all the information, none of the junk | biotech • healthcare • life sciences

West Coast Biotech Roundup: Arena, Frazier, Kura, and Theranos

(Page 2 of 2)

groups of American and European scientists called for a unified effort to advance microbiome research.

—San Francisco software company Enlitic is building a computer system to help doctors make faster, more accurate diagnoses, and it’s gotten its first major customer in the Australian radiology provider Capitol Health. Capitol also is leading Enlitic’s $10 million Series B round of funding. Capitol, which has 51 clinics, will begin feeding its archives of MRIs, X-rays, and other diagnostic images into Enlitic’s system, which uses “deep learning” technology to make diagnoses.

—San Diego-based Vital Therapies is looking to raise $30 million in a follow-on offering of shares.

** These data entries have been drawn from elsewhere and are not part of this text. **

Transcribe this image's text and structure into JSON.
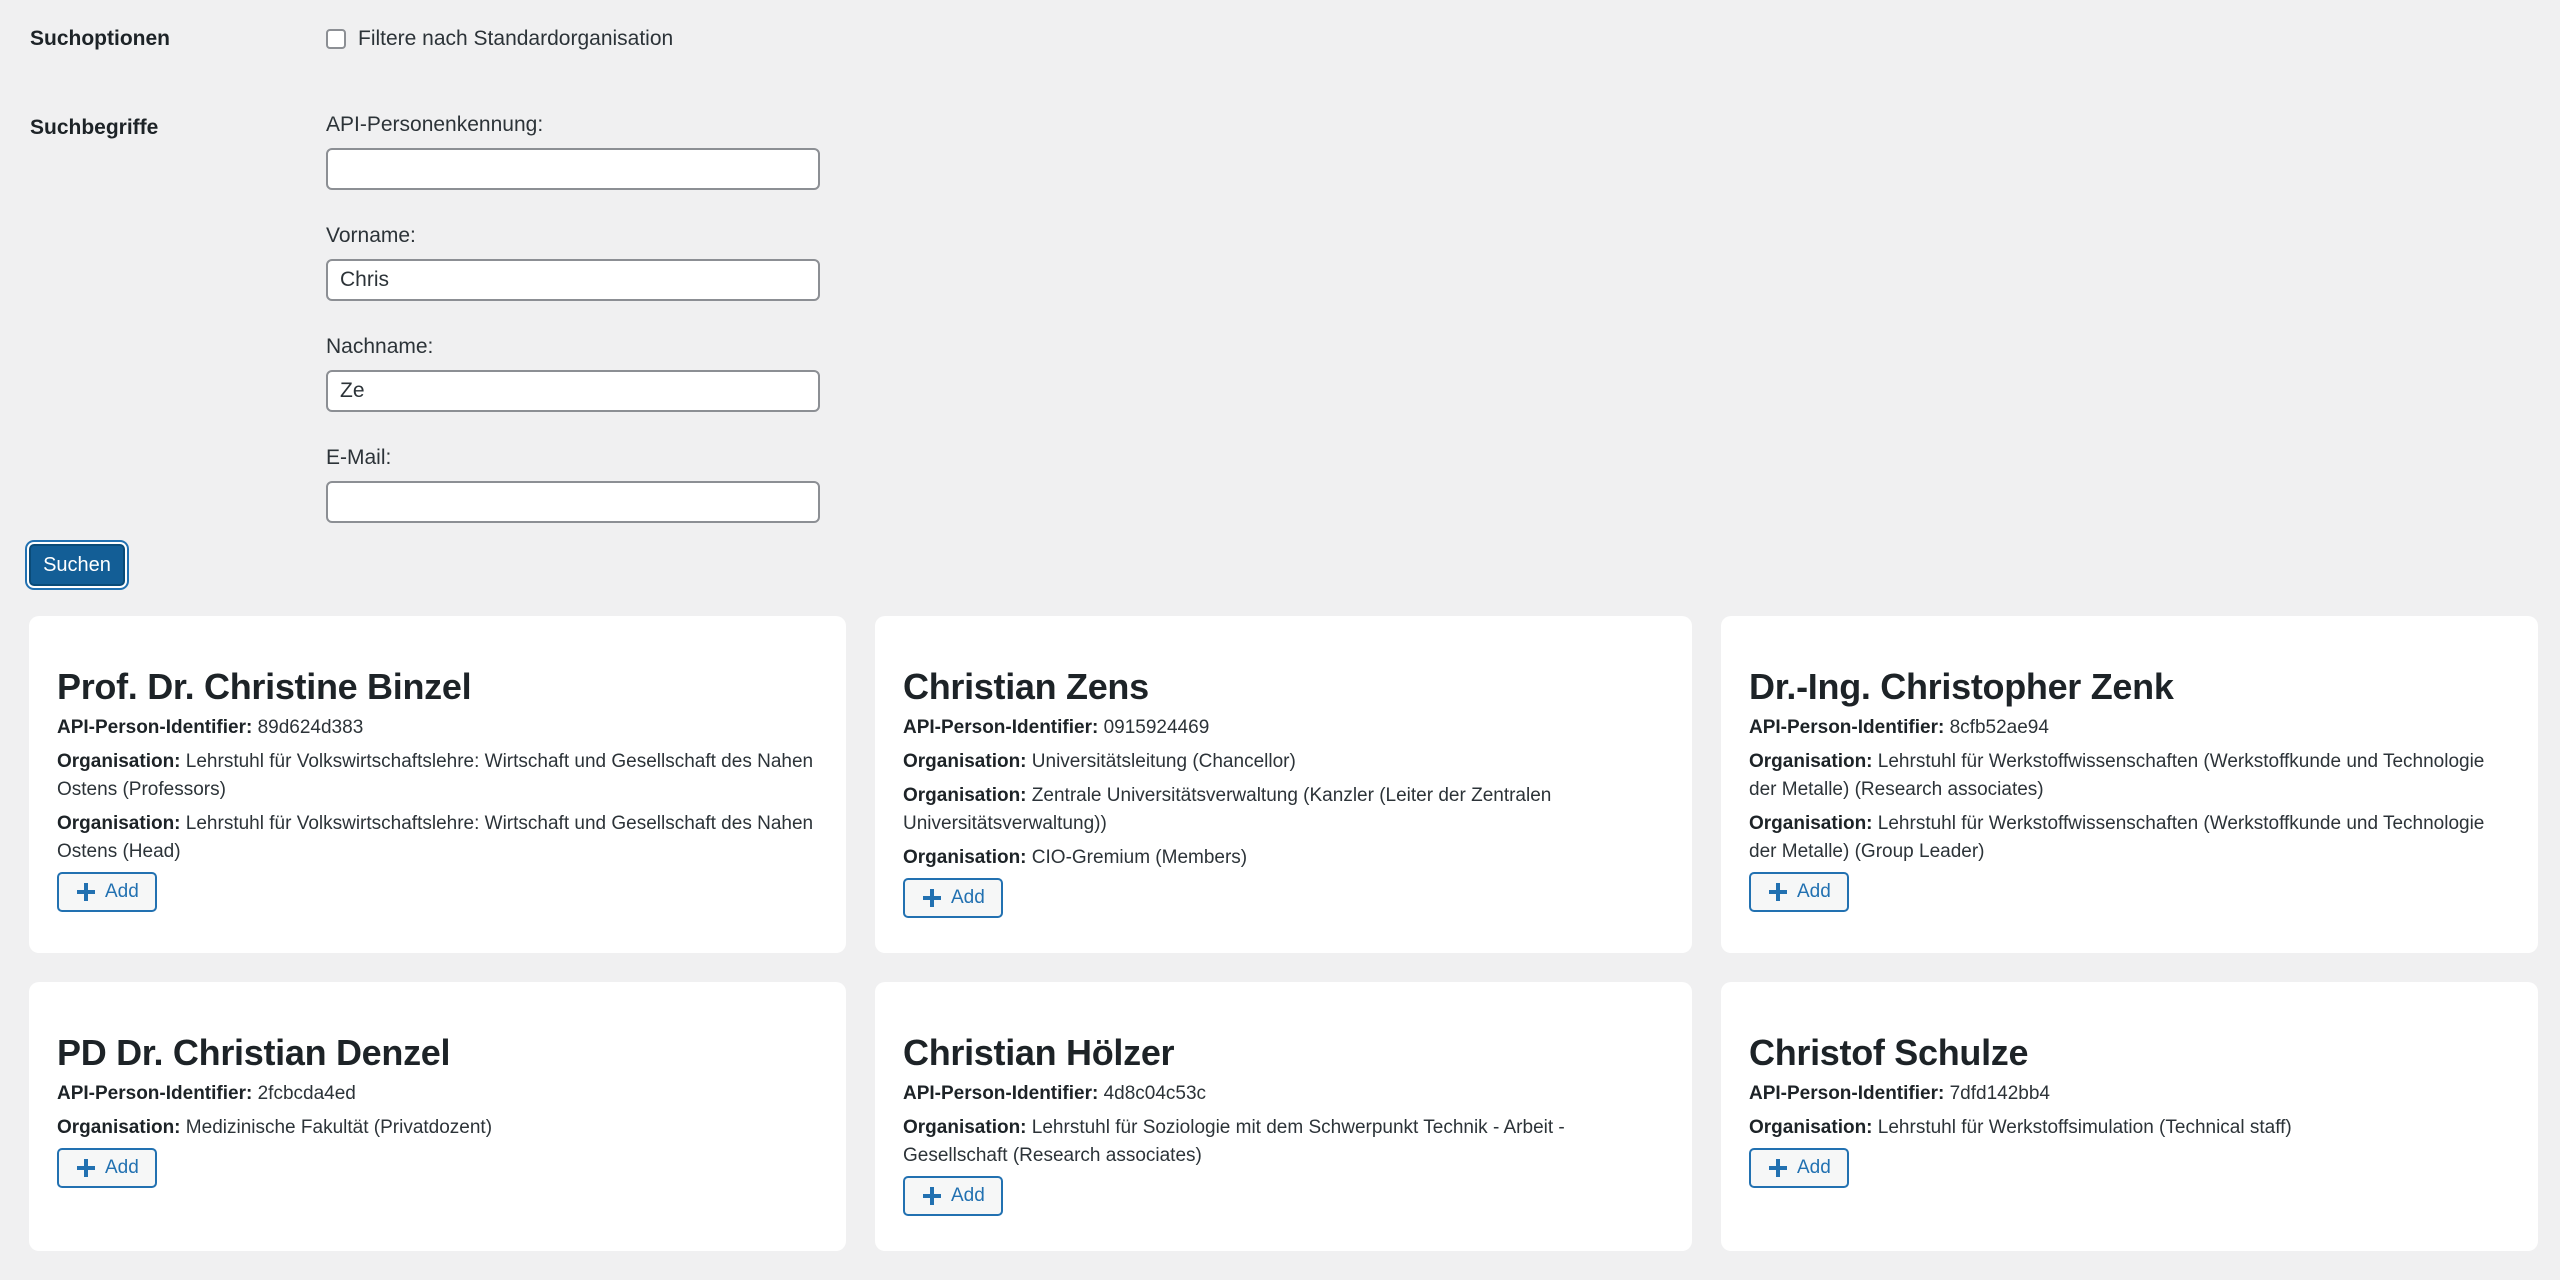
{
  "search_options": {
    "label": "Suchoptionen",
    "filter_label": "Filtere nach Standardorganisation"
  },
  "search_terms": {
    "label": "Suchbegriffe",
    "fields": [
      {
        "label": "API-Personenkennung:",
        "value": ""
      },
      {
        "label": "Vorname:",
        "value": "Chris"
      },
      {
        "label": "Nachname:",
        "value": "Ze"
      },
      {
        "label": "E-Mail:",
        "value": ""
      }
    ],
    "submit_label": "Suchen"
  },
  "labels": {
    "identifier": "API-Person-Identifier:",
    "organisation": "Organisation:",
    "add": "Add"
  },
  "results": [
    {
      "name": "Prof. Dr. Christine Binzel",
      "identifier": "89d624d383",
      "organisations": [
        "Lehrstuhl für Volkswirtschaftslehre: Wirtschaft und Gesellschaft des Nahen Ostens (Professors)",
        "Lehrstuhl für Volkswirtschaftslehre: Wirtschaft und Gesellschaft des Nahen Ostens (Head)"
      ]
    },
    {
      "name": "Christian Zens",
      "identifier": "0915924469",
      "organisations": [
        "Universitätsleitung (Chancellor)",
        "Zentrale Universitätsverwaltung (Kanzler (Leiter der Zentralen Universitätsverwaltung))",
        "CIO-Gremium (Members)"
      ]
    },
    {
      "name": "Dr.-Ing. Christopher Zenk",
      "identifier": "8cfb52ae94",
      "organisations": [
        "Lehrstuhl für Werkstoffwissenschaften (Werkstoffkunde und Technologie der Metalle) (Research associates)",
        "Lehrstuhl für Werkstoffwissenschaften (Werkstoffkunde und Technologie der Metalle) (Group Leader)"
      ]
    },
    {
      "name": "PD Dr. Christian Denzel",
      "identifier": "2fcbcda4ed",
      "organisations": [
        "Medizinische Fakultät (Privatdozent)"
      ]
    },
    {
      "name": "Christian Hölzer",
      "identifier": "4d8c04c53c",
      "organisations": [
        "Lehrstuhl für Soziologie mit dem Schwerpunkt Technik - Arbeit - Gesellschaft (Research associates)"
      ]
    },
    {
      "name": "Christof Schulze",
      "identifier": "7dfd142bb4",
      "organisations": [
        "Lehrstuhl für Werkstoffsimulation (Technical staff)"
      ]
    }
  ]
}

Vital Therapies will use the money as working capital, to support general corporate functions and to advance its external liver assistance device, a cell-based system to treat acute liver failure.

—In third-quarter financial results posted last week, Shire said it had agreed to pay the former shareholders of San Diego’s Lumena Pharmaceuticals a total of $90 million in a negotiated deal covering all future contingent milestone payments. When Shire’s buyout of Lumena was announced last year, Shire agreed to pay $260 million upfront for the company, but details about milestone payments were not disclosed. Lumena was developing new oral drugs for four rare liver diseases, each arising from metabolic disorders that lead to a build-up of bile acid in the liver.

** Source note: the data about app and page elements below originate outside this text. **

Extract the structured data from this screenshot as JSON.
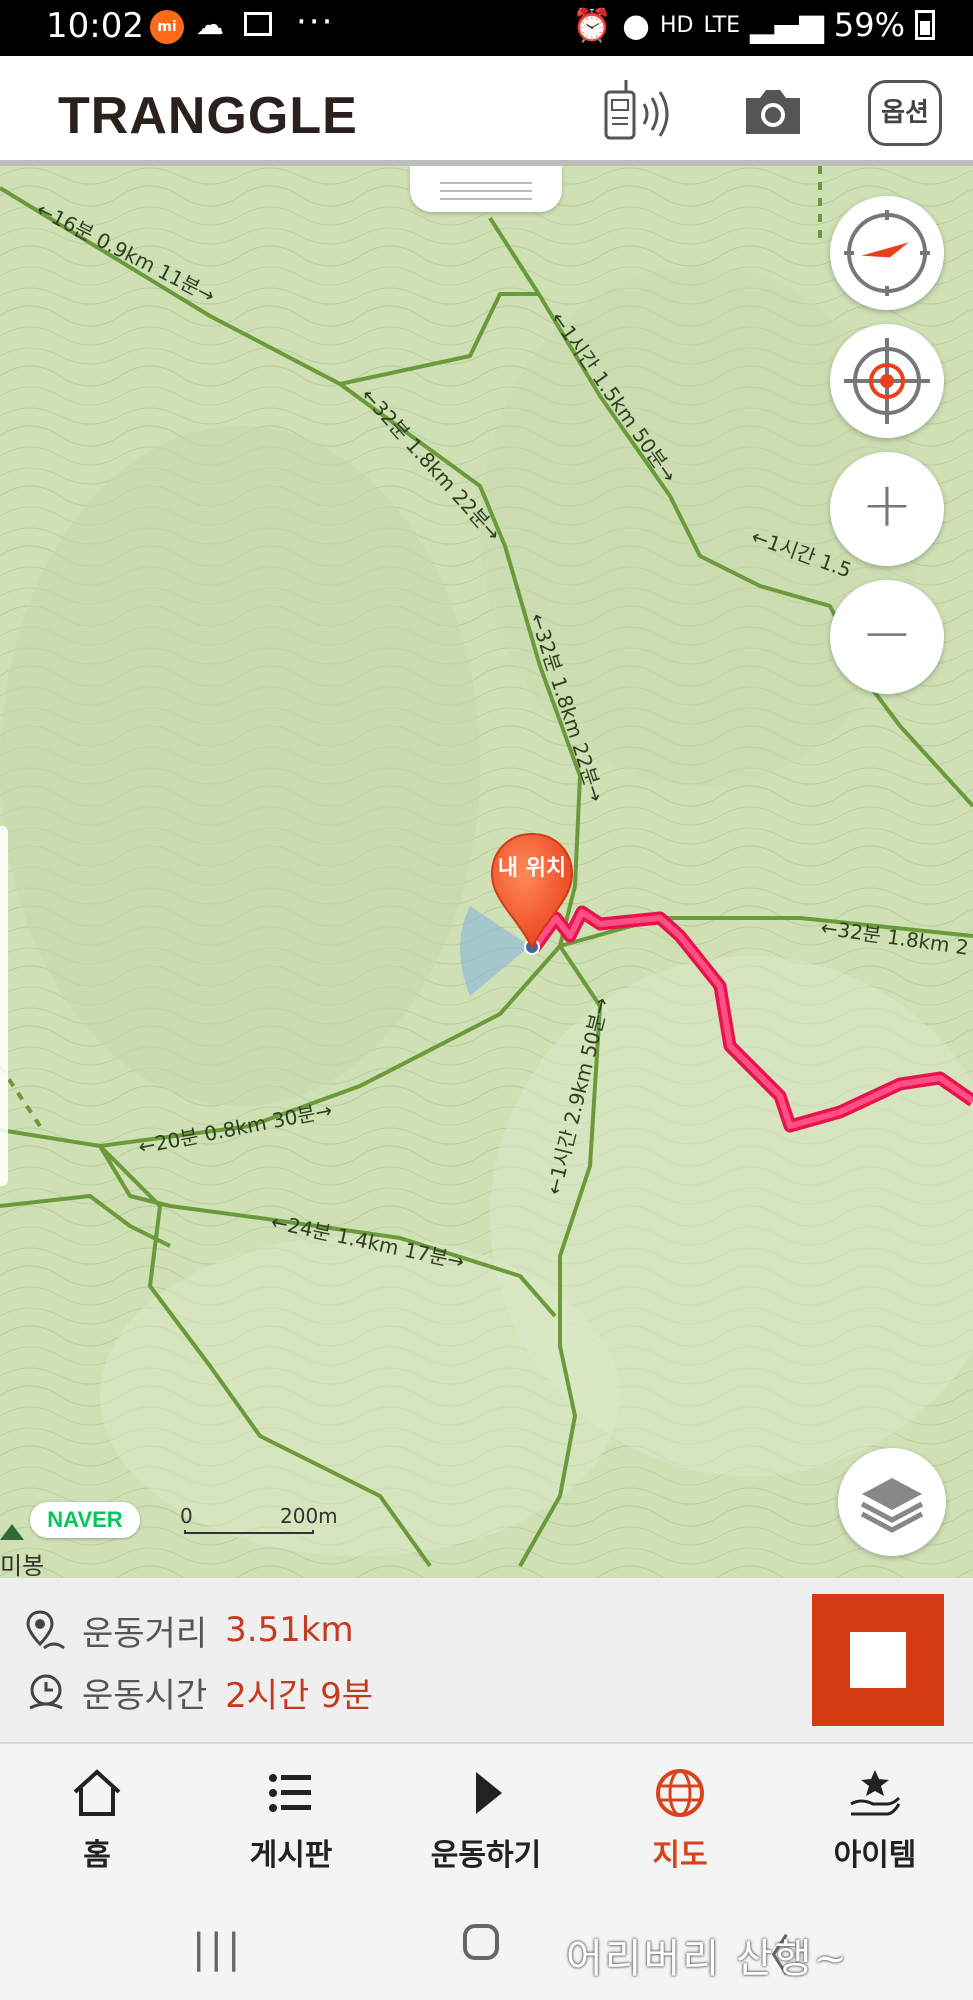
{
  "status_bar": {
    "time": "10:02",
    "app_badge": "mi",
    "dots": "···",
    "network": "HD",
    "lte": "LTE",
    "battery": "59%"
  },
  "header": {
    "logo": "TRANGGLE",
    "option_label": "옵션"
  },
  "map": {
    "pin_label": "내 위치",
    "trail_labels": [
      "←16분 0.9km 11분→",
      "←32분 1.8km 22분→",
      "←1시간 1.5km 50분→",
      "←1시간 1.5",
      "←32분 1.8km 22분→",
      "←32분 1.8km 2",
      "←20분 0.8km 30분→",
      "←1시간 2.9km 50분→",
      "←24분 1.4km 17분→"
    ],
    "naver_logo": "NAVER",
    "scale": {
      "start": "0",
      "end": "200m"
    },
    "peak_label": "미봉",
    "zoom_in": "+",
    "zoom_out": "−"
  },
  "stats": {
    "distance_label": "운동거리",
    "distance_value": "3.51km",
    "time_label": "운동시간",
    "time_value": "2시간 9분"
  },
  "nav": [
    {
      "label": "홈",
      "icon": "home-icon"
    },
    {
      "label": "게시판",
      "icon": "list-icon"
    },
    {
      "label": "운동하기",
      "icon": "play-icon"
    },
    {
      "label": "지도",
      "icon": "globe-icon",
      "active": true
    },
    {
      "label": "아이템",
      "icon": "star-hand-icon"
    }
  ],
  "system_nav": {
    "recent": "|||",
    "back": "〈",
    "watermark": "어리버리 산행~"
  },
  "colors": {
    "accent": "#d9431c",
    "track": "#ff2d6b",
    "trail": "#6a9a3a",
    "map_bg": "#cfe0b5"
  }
}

—San Diego’s Arcturus, which agreed to a worldwide research collaboration with J&J’s Janssen Pharmaceuticals in June, has signed another partnership deal for work on rare diseases with Ultragenyx Pharmaceutical (NASDAQ: RARE). Ultragenyx agreed to pay Arcturus $10 million upfront to discover and develop messenger RNA (mRNA) therapeutics. A spokeswoman says it’s the biggest monetary deal for Arcturus since the specialist in RNA interference (RNAi) technology was founded two years ago.

—Isis Pharmaceuticals (NASDAQ: ISIS) said it earned a $5 million milestone payment from partner GlaxoSmithKline (NYSE: GSK) that was triggered by the initiation of an early stage clinical trial of its experimental drug ISIS-GSK4-Lrx.

—Antiviral drugmaker Gilead Sciences of Foster City, CA, reported third quarter earnings that indicate sales of its blockbuster hepatitis C drugs are slowing down. But the biggest number of the report was $25 billion: the dollars Gilead has banked.

—Amgen of Thousand Oaks, CA, got FDA approval for the skin cancer drug known as T-Vec (talimogene laherparepvec).

—South San Francisco, CA-based Cytokinetics and its development partner Amgen reported positive Phase 2 results for their chronic heart failure drug omecamtiv mecarbil.

—Santa Monica, CA-based Kite Pharma (NASDAQ: KITE) said it signed a research and licensing agreement with Alpine Immune Sciences, a private biotech in Seattle developing ways to harness the body’s own immune system to target cancer and autoimmune disease. Kite will make an upfront payment of $5 million to Alpine, and agreed to make other payments, for rights to research, develop, and commercialize engineered autologous T cell therapies from Alpine.

—UC San Francisco is now enrolling women who face breast cancer surgery in a clinical trial for AVB-620, a diagnostic agent developed by San Diego’s Avelas Biosciences that helps surgeons differentiate cancerous tissue from healthy tissue in real time.

Single PageCurrently on Page: 1 2 previous page